● **EXERCISE DETAILS**:
Which lines of the records contain "name"? Collect every one of them.

● **MATERIAL PROVIDED**:
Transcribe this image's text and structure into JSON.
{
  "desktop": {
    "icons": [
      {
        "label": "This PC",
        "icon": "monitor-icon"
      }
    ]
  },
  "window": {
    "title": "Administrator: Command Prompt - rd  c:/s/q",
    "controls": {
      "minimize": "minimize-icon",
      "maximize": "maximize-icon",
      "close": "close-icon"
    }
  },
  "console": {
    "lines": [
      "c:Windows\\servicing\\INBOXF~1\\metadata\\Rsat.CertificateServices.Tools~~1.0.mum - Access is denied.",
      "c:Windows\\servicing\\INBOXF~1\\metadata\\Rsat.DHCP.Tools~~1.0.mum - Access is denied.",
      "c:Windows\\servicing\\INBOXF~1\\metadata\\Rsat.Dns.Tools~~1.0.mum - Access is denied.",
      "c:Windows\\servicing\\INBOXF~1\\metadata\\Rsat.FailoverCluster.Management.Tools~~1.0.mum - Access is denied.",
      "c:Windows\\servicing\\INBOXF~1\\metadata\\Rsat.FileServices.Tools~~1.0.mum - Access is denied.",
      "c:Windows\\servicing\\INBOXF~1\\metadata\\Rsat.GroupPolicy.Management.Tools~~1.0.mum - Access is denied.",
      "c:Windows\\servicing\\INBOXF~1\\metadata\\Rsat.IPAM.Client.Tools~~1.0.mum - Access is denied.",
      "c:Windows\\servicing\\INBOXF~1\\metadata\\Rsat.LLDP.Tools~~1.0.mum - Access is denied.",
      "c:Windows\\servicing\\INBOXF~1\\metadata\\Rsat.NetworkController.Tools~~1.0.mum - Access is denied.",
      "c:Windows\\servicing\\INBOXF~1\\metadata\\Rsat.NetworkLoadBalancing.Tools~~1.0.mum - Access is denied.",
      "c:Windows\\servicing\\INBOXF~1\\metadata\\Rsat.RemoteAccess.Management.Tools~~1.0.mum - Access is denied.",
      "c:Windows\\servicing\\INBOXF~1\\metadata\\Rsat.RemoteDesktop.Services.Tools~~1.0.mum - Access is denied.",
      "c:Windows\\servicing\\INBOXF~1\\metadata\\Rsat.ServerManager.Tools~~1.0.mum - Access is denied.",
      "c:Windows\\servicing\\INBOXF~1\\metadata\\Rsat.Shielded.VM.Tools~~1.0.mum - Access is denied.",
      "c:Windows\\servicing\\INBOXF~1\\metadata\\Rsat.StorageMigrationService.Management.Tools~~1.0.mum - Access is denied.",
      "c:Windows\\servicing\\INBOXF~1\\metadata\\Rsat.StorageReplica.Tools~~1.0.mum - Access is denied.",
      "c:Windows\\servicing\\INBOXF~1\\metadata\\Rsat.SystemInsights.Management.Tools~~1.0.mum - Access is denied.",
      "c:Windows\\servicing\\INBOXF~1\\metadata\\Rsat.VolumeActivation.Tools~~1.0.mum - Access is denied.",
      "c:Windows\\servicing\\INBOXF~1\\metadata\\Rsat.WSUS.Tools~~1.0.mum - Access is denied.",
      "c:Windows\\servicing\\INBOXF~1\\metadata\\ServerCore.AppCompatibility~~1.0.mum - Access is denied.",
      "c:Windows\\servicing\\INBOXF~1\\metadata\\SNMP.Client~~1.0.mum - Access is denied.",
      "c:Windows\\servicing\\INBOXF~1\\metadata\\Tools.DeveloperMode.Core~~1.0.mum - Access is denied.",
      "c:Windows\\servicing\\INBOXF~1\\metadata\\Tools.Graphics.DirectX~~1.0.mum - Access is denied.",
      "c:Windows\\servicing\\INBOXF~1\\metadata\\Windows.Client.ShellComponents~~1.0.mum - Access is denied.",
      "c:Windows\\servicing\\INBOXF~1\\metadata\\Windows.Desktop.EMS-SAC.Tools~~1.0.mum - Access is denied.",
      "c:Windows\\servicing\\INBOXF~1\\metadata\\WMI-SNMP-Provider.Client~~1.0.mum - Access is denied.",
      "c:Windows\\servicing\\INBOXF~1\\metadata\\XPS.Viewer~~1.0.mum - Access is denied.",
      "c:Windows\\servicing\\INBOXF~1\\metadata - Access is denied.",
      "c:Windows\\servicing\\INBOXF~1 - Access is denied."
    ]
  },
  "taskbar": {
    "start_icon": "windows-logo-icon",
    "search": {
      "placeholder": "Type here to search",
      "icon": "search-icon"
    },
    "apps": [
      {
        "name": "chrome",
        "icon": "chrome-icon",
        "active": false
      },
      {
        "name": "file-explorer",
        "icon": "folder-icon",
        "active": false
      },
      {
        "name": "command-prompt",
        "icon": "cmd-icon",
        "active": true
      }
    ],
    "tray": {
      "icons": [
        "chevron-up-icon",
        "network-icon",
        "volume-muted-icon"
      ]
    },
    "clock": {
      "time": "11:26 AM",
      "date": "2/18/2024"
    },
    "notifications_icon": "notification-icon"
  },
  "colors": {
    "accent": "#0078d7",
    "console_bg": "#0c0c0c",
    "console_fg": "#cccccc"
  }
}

● **TASK ANSWER**:
        "name": "chrome",
        "name": "file-explorer",
        "name": "command-prompt",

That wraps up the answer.